Social determinants fall into five main categories, according to health.gov: economic stability, access and quality of education, access and quality of health care, neighborhood and built environment, and social and community context.
But Google claims there’s another determining factor: information. That’s why the tech giant announced a series of updates Monday at the Google Health Equity Summit. The event was held both virtually and in person.
Below are three ways Google is fighting health inequity:
1. Improving health information
YouTube, which is owned by Google, and the Kaiser Family Foundation (KFF) launched a collaboration on Monday called THE-IQ, or Addressing Health Equity through Information Quality. The program will work with three organizations: The Loveland Foundation, the National Birth Equity Collaborative and the Satcher Health Leadership Institute. Each will create a video series to help people in underrepresented communities. YouTube will provide seed funding and video strategy training, while KFF will work directly with each organization to help them create their videos, Tina Hoff, senior vice president of KFF, said at the meeting.
“It’s really critical that we amplify credible voices and deliver them in ways that people can relate to and relate to,” Hoff said.
Each organization will frame their videos around certain topics. The Loveland Foundation will focus on mental health access for Black women and girls, the National Birth Equity Collaborative will focus on improving birth outcomes for Black people, and the Satcher Health Leadership Institute will create videos on the root causes of health disparities.

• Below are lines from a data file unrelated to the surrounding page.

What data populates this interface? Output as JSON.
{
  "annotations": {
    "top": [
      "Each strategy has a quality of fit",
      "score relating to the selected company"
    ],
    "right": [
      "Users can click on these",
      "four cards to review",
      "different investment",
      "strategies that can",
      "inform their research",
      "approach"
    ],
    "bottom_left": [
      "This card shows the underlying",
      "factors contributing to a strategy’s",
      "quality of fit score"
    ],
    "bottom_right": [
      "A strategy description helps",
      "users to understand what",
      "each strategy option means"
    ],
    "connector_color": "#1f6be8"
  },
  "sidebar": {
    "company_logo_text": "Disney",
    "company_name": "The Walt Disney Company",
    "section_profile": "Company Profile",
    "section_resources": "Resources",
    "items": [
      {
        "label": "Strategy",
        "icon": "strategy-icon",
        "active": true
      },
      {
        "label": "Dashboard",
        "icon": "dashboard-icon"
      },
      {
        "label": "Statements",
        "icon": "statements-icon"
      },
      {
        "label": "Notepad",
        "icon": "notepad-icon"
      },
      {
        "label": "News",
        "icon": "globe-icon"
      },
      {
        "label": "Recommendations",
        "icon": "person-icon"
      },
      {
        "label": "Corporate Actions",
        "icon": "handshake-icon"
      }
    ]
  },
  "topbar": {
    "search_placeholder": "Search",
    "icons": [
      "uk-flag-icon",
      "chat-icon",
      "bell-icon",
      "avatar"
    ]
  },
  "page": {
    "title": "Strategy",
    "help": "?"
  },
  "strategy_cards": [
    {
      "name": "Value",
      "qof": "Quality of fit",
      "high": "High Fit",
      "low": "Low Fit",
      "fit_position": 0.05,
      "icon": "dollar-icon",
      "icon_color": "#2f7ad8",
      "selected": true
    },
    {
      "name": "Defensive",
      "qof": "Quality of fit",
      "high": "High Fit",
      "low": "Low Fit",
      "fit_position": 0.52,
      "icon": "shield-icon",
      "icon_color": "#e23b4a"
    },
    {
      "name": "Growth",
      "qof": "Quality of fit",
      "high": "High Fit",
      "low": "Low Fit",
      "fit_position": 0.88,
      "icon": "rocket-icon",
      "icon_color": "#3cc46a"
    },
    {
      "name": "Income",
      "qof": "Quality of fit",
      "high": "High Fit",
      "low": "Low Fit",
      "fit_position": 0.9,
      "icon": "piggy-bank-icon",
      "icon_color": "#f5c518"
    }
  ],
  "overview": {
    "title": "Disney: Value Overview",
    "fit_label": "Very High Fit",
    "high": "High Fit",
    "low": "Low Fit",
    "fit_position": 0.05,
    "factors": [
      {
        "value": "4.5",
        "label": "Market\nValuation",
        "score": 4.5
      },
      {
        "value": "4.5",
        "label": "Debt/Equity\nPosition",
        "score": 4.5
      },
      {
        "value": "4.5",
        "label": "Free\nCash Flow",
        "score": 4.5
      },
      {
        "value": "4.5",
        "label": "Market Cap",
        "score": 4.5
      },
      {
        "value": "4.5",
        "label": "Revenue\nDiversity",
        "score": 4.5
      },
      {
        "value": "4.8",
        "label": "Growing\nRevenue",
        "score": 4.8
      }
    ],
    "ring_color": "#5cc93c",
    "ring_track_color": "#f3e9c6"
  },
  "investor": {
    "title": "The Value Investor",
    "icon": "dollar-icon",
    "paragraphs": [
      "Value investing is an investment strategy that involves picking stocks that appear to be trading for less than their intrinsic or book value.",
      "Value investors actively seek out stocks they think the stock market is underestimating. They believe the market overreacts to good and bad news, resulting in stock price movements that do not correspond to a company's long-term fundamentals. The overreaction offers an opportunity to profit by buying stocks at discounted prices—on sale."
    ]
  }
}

The partnership will make it easier for people to get reliable health information from trusted sources, they said Garth Graham, head of YouTube Health, at the meeting.
“We have a responsibility to ensure that people find information from evidence-based, authoritative sources to help tackle the serious problem of medical misinformation,” he said. “Health care leaders also have a responsibility to keep up with changes in where and how people find information. That’s why YouTube Health is investing in helping the industry learn these skills, because you can connect with people in ways that are not only scientifically accurate, but also culturally relevant and engaging.”
Production on the videos will begin in September and the videos are expected to be released in November, according to a news release.
2. Advanced search functions
In addition to fighting misinformation, Google is also improving search features ahead of open enrollment to help people find health coverage. When people search for Medicare and Medicaid plans, they’ll get additional information about eligibility and enrollment requirements for their states and the federal government, Hema Budaraju, senior director of search, health and social impact at Google, said at the event.
But even when people are enrolled in government plans, many still struggle to find health care providers, Budaraju said. To make this easier, Google updated its search features so people can filter for nearby health care providers that accept Medicaid, something it already does for Medicare.
“Research shows that people with lower incomes often lack access to health care and other services,” Budaraju said. “The government now offers benefit programs like Medicaid that can really deliver and improve health outcomes. Yet there are millions of people who are enrolled in these programs who don’t know how to access the services, and there are many who probably don’t have the right information.
3. Extension of research
Finally, Google is expanding Fitbit Health Equity Research Initiative, which launched last year to provide Fitbit and Fitabase resources to researchers analyzing health disparities and potential solutions. Fitabase is a data management platform that supports wearable research. Last year’s awardees incorporated organizations researching Black maternal, fetal, and postpartum health; transgender youth dream; diabetes and cardiovascular health in Latino communities; and adolescent health and well-being, according to a news release.
The application period to participate in the program is from September 12 to October 12. Those chosen can win Fitbit devices and Google Cloud credits or funding. In addition, with Fitabase, researchers can access remote data collection and analysis tools.
Photo: syahrir maulana, Getty Images